Continuing its string of weak results, Marine Midland Banks Inc. reported a loss Tuesday of $37 million in the second quarter.
Marine, a wholly owned subsidiary of Hongkong and Shanghai Banking Corp., has been plagued by problem real estate loans in the Northeast and loans to lesser-developed countries. Last year, its parent replenished its dwindling capital with a $300 million infusion.
$109.3 Million First-Half Loss
It recently ousted is chairman, Geoffrey A. Thompson, and replaced him with John R.H. Bond, a 30-year veteran of Marine's parent.
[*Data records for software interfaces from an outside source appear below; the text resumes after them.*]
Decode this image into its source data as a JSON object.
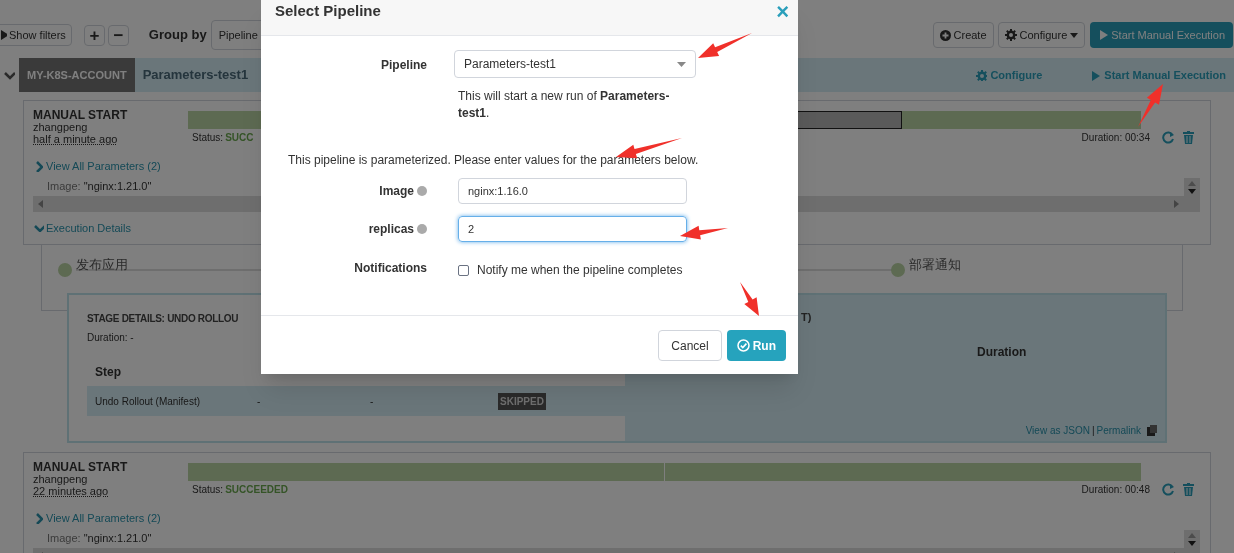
{
  "toolbar": {
    "show_filters": "Show filters",
    "zoom_in": "+",
    "zoom_out": "−",
    "group_by_label": "Group by",
    "group_by_value": "Pipeline",
    "buttons": [
      {
        "kind": "create",
        "label": "Create"
      },
      {
        "kind": "configure",
        "label": "Configure"
      },
      {
        "kind": "start",
        "label": "Start Manual Execution"
      }
    ]
  },
  "pipeline_header": {
    "expanded": true,
    "account": "MY-K8S-ACCOUNT",
    "name": "Parameters-test1",
    "actions": [
      {
        "kind": "configure",
        "label": "Configure"
      },
      {
        "kind": "start",
        "label": "Start Manual Execution"
      }
    ]
  },
  "executions": [
    {
      "trigger": "MANUAL START",
      "user": "zhangpeng",
      "time": "half a minute ago",
      "params_link": "View All Parameters (2)",
      "params_expanded": false,
      "param_key": "Image:",
      "param_value": "\"nginx:1.21.0\"",
      "status_label": "Status:",
      "status": "SUCC",
      "duration": "Duration: 00:34",
      "details_label": "Execution Details",
      "details_expanded": true,
      "segments": [
        {
          "kind": "succeeded",
          "selected": false
        },
        {
          "kind": "skipped",
          "selected": true
        },
        {
          "kind": "succeeded",
          "selected": false
        }
      ]
    },
    {
      "trigger": "MANUAL START",
      "user": "zhangpeng",
      "time": "22 minutes ago",
      "params_link": "View All Parameters (2)",
      "params_expanded": false,
      "param_key": "Image:",
      "param_value": "\"nginx:1.21.0\"",
      "status_label": "Status:",
      "status": "SUCCEEDED",
      "duration": "Duration: 00:48",
      "segments": [
        {
          "kind": "succeeded",
          "selected": false
        },
        {
          "kind": "succeeded",
          "selected": false
        }
      ]
    }
  ],
  "graph": {
    "nodes": [
      {
        "label": "发布应用"
      },
      {
        "label": "部署通知"
      }
    ]
  },
  "stage_details": {
    "title": "STAGE DETAILS: UNDO ROLLOU",
    "title_tail": "T)",
    "duration": "Duration: -",
    "columns": [
      "Step",
      "Duration"
    ],
    "rows": [
      {
        "cells": [
          "Undo Rollout (Manifest)",
          "-",
          "-"
        ],
        "status": "SKIPPED"
      }
    ],
    "links": [
      "View as JSON",
      "Permalink"
    ],
    "separator": "|"
  },
  "dialog": {
    "title": "Select Pipeline",
    "close": "×",
    "pipeline_label": "Pipeline",
    "pipeline_value": "Parameters-test1",
    "description": "This will start a new run of **Parameters-test1**.",
    "note": "This pipeline is parameterized. Please enter values for the parameters below.",
    "fields": [
      {
        "label": "Image",
        "value": "nginx:1.16.0",
        "focused": false
      },
      {
        "label": "replicas",
        "value": "2",
        "focused": true
      }
    ],
    "notifications_label": "Notifications",
    "notify": {
      "label": "Notify me when the pipeline completes",
      "checked": false
    },
    "buttons": [
      {
        "kind": "cancel",
        "label": "Cancel"
      },
      {
        "kind": "run",
        "label": "Run"
      }
    ]
  }
}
For the first half of 1991, the Buffalo-based banking company reported a loss of $109. 3 million.
Mr. Bond attributed the quarterly losses to real estate and the cost of reserving against credit losses. "These results are disappointing," he said.
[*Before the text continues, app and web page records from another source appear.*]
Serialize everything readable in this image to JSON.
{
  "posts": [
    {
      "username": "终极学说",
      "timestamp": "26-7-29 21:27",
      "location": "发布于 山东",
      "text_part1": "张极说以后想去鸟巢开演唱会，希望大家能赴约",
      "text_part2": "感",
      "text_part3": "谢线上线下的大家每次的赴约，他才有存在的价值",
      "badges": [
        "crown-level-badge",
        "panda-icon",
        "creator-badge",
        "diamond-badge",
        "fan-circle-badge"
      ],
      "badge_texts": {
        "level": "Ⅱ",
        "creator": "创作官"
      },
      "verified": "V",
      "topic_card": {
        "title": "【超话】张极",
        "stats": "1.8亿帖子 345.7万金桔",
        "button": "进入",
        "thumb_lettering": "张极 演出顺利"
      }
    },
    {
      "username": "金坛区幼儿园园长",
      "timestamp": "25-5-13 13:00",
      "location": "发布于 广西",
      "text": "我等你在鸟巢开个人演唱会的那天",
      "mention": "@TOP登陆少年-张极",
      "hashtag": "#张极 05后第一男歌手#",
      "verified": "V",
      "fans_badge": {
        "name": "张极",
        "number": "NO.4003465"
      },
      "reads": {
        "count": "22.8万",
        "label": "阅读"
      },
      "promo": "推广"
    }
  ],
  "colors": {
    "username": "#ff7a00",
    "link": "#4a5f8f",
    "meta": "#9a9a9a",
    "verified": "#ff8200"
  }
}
Its provision for loan losses was $31.9 million, compared to $109.4 million in the first quarter and $111 million in the year-ago quarter, when it lost $25.8 million.
But Marine wrote off $202 million of bad loans in the latest quarter, resulting in a net reduction of its loan-loss reserve. Marine's allowance now stands at $702.7 million, down from $873.4 million at the end of the first quarter.
The results include a $15.1 million writedown of a preferred stock investment in an undisclosed U.S. regional bank holding company.
Excluding sovereign debt, nonperforming loans stood at $985.9 million, up 13% from yearend. It did not break out the quarterly figures.
The company has made progress in reducing costs. Operating expenses, excluding restructuring and credit costs, were down 13.1% from the year-ago quarter, and 5.4% below the first quarter of 1991, the company said.